Task details — The answer must consist of every line from the data that holds the string "author".

Listed entries —
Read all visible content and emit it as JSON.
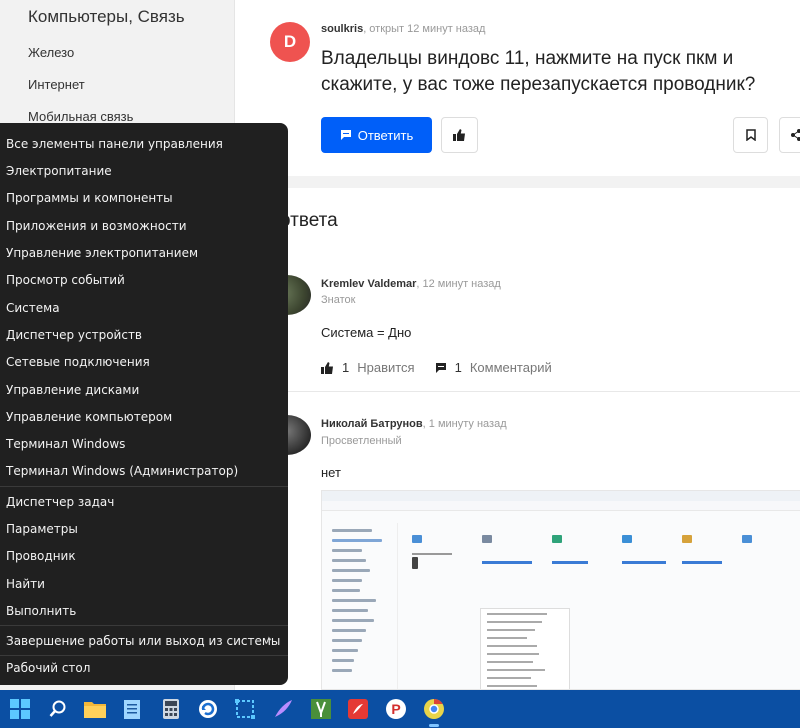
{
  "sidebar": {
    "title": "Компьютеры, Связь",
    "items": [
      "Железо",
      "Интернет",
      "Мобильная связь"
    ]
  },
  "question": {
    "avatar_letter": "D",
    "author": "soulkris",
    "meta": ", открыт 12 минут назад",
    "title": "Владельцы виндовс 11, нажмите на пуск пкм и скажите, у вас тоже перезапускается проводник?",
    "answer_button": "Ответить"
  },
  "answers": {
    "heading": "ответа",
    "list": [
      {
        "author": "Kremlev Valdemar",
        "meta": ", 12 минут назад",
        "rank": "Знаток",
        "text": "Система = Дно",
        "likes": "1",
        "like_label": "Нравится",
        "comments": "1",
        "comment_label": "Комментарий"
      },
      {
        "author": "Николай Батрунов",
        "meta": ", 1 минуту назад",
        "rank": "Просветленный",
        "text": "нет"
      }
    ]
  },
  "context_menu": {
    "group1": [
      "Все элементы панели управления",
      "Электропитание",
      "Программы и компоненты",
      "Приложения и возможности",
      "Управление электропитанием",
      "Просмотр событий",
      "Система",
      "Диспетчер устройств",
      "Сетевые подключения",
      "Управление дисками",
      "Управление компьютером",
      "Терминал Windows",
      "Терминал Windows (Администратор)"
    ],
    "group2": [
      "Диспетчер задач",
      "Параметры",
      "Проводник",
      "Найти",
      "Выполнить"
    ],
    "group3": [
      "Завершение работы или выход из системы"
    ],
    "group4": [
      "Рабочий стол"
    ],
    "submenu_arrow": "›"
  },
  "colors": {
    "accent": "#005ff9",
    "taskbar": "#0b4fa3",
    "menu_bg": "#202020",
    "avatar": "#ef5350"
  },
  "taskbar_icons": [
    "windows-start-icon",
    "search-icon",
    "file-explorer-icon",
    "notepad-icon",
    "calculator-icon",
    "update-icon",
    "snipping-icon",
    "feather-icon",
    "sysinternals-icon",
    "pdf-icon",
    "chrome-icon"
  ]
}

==

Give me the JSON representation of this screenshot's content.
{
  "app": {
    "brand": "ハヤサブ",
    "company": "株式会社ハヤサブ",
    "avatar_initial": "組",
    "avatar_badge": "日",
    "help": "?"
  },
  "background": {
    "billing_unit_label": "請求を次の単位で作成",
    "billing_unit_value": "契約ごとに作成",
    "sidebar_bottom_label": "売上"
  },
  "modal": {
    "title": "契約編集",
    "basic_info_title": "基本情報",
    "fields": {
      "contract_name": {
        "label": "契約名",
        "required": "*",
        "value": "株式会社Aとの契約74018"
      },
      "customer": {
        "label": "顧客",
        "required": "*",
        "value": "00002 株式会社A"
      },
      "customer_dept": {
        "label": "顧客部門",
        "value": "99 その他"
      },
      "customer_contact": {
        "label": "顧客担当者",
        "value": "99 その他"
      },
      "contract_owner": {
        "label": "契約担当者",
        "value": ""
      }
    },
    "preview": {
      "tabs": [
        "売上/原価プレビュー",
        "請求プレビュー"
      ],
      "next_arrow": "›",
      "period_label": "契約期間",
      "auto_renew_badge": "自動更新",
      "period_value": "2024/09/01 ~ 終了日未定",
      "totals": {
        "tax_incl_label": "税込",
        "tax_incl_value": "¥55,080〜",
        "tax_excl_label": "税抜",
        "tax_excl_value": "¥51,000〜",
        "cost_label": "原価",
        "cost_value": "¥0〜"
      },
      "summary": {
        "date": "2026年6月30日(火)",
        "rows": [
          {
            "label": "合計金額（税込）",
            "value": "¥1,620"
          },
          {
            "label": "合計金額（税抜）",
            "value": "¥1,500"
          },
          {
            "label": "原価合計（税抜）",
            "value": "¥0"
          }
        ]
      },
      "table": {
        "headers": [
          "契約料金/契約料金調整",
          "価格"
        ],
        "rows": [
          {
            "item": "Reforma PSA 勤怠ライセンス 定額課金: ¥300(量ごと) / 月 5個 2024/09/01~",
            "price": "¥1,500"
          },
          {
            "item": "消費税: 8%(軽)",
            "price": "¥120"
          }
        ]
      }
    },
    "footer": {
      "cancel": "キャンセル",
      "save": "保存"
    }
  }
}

Answer to the exercise —
    "author": "soulkris",
        "author": "Kremlev Valdemar",
        "author": "Николай Батрунов",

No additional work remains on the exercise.